To know Esa-Pekka Salonen as a conductor who also composes is, as the booklet accompanying the first CD of his music says, ". . . to consider his story in reverse." But that's not entirely true, because the Salonen who heads the orchestra clearly informs the Salonen who writes music: in these pieces you can hear the icy grandeur of Sibelius, the eccentricity of Ligeti, the sparkle and bite of Stravinsky, the modal wash of Debussy, and even the "tonality" of Reich. From this distinguished roster (all of whom, with the exception of Reich, Salonen champions with brilliant results) comes music that is innovative without being obviously eclectic. Rather, it is clear, direct, and wholly original. This composer really knows his way around the orchestra--and what's more, he can write a melody.
The LA Variations is a 20-minute work for Salonen's own orchestra that teems with parental pride. Aside from being an enthusiastic meditation on life in L.A. (which we all know is fast and chaotic, but not without its laid-back side), Salonen riffs on fellow Finnish composer Sibelius, but with modernist eyes. And his orchestral innovation is endless: although you're convinced, especially during a moment halfway through when the percussion joins a frantic bass clarinet, that there is a tape component to this piece, there is not; it's just the consequence of a clever composer with a spectacular ear for his medium. The "Big Machine" portion of the work is relentless without being repetitive, a technique the composer uses to equal effect in the cello concerto Mania.
The Five Images After Sappho, gorgeously sung by Dawn Upshaw, are beautiful little song fragments in the spirit of the poet. Each is a little glimpse into a specific emotion, drawing on the modal pentatonic beauty of Debussy and the cool distance of Stravinsky (think Three Japanese Lyrics but more romantic). Salonen's ability to extract the sound of an entire orchestra from only 14 players is as baffling as his capacity to get his larger ensemble to sound lush and modern without sounding either "Hollywood-ish" or too dry.
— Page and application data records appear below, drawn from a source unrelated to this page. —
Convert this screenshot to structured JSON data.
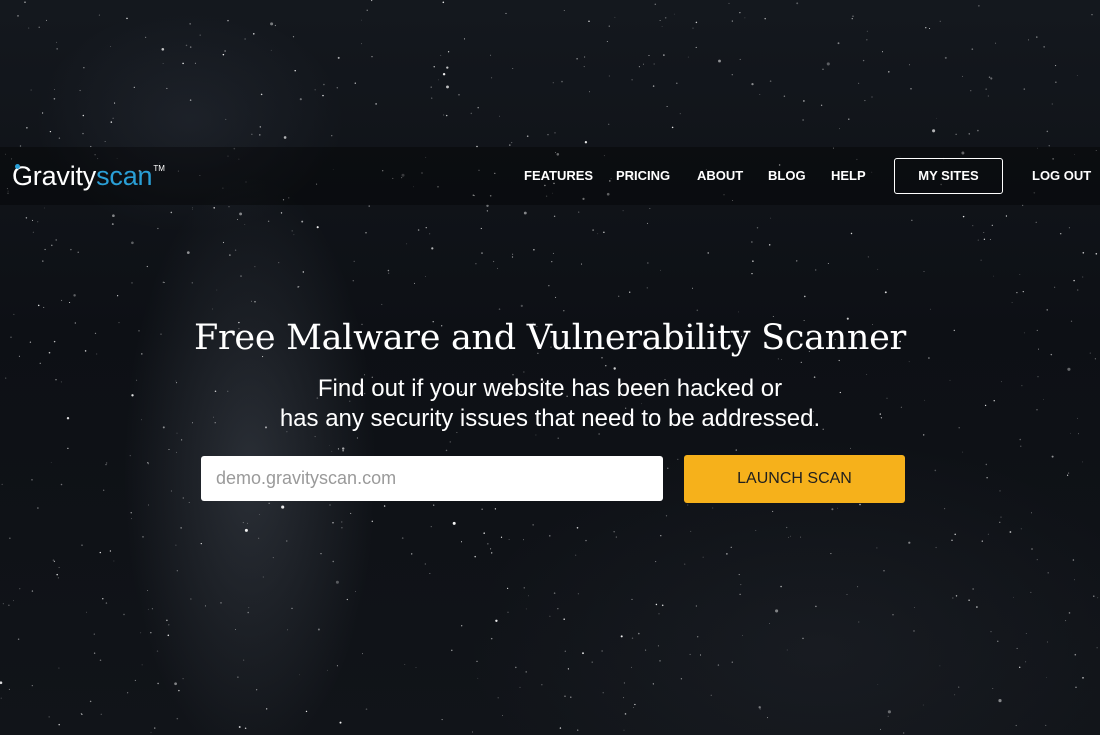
{
  "logo": {
    "word_primary": "Gravity",
    "word_accent": "scan",
    "trademark": "TM",
    "accent_color": "#2a9fd6"
  },
  "nav": {
    "items": [
      {
        "label": "FEATURES"
      },
      {
        "label": "PRICING"
      },
      {
        "label": "ABOUT"
      },
      {
        "label": "BLOG"
      },
      {
        "label": "HELP"
      }
    ],
    "my_sites_label": "MY SITES",
    "logout_label": "LOG OUT"
  },
  "hero": {
    "title": "Free Malware and Vulnerability Scanner",
    "subtitle_line1": "Find out if your website has been hacked or",
    "subtitle_line2": "has any security issues that need to be addressed."
  },
  "scan": {
    "input_value": "",
    "input_placeholder": "demo.gravityscan.com",
    "button_label": "LAUNCH SCAN",
    "button_color": "#f6b11b"
  }
}
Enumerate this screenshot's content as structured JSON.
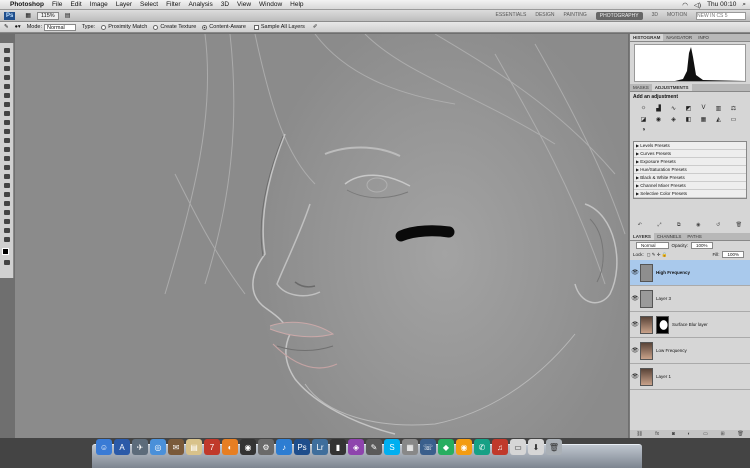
{
  "menubar": {
    "app": "Photoshop",
    "items": [
      "File",
      "Edit",
      "Image",
      "Layer",
      "Select",
      "Filter",
      "Analysis",
      "3D",
      "View",
      "Window",
      "Help"
    ],
    "clock": "Thu 00:10"
  },
  "appbar": {
    "logo": "Ps",
    "zoom": "115%",
    "workspaces": [
      "ESSENTIALS",
      "DESIGN",
      "PAINTING",
      "PHOTOGRAPHY",
      "3D",
      "MOTION"
    ],
    "active_workspace": "PHOTOGRAPHY",
    "search_placeholder": "NEW IN CS 5"
  },
  "options": {
    "mode_label": "Mode:",
    "mode_value": "Normal",
    "type_label": "Type:",
    "type_options": [
      "Proximity Match",
      "Create Texture",
      "Content-Aware"
    ],
    "sample_label": "Sample All Layers"
  },
  "panels": {
    "top_tabs": [
      "HISTOGRAM",
      "NAVIGATOR",
      "INFO"
    ],
    "mid_tabs": [
      "MASKS",
      "ADJUSTMENTS"
    ],
    "adj_title": "Add an adjustment",
    "presets": [
      "Levels Presets",
      "Curves Presets",
      "Exposure Presets",
      "Hue/Saturation Presets",
      "Black & White Presets",
      "Channel Mixer Presets",
      "Selective Color Presets"
    ],
    "layer_tabs": [
      "LAYERS",
      "CHANNELS",
      "PATHS"
    ],
    "blend_mode": "Normal",
    "opacity_label": "Opacity:",
    "opacity": "100%",
    "lock_label": "Lock:",
    "fill_label": "Fill:",
    "fill": "100%",
    "layers": [
      {
        "name": "High Frequency",
        "selected": true
      },
      {
        "name": "Layer 3",
        "selected": false
      },
      {
        "name": "Surface Blur layer",
        "selected": false
      },
      {
        "name": "Low Frequency",
        "selected": false
      },
      {
        "name": "Layer 1",
        "selected": false
      }
    ]
  },
  "colors": {
    "selected_layer": "#a9c9ec",
    "canvas": "#959595"
  }
}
Giro is the most modernist work on the disc, coming right out of the "spectral" school of another fellow countryman, Magnus Lindberg. Here, orchestral timbres bounce off one another to create non-orchestral sounds--voices, for example--which Salonen uses to striking effect. The ice-cold opening is stately and evocative of Sibelius, though Salonen uses this same device more successfully in Gambit. It's a piece that is at once playful and pensive (this duality might be the most Finnish of characteristics) and uses many of the now-defined Salonen musical traits: very clear and straightforward musical ideas, brilliantly orchestrated though not dependent on specific timbral effects to achieve their purpose. The pacing of the music is unpredictable in the best sense and doesn't lack for a sense of humor. When I heard that Salonen was scaling back his conducting efforts in order to concentrate on composing, it was with a feeling of sad loss. But now that this disc is available, here's to a nice long hiatus so he can give us more. [11/10/2001]
--Daniel Felsenfeld, ClassicsToday.com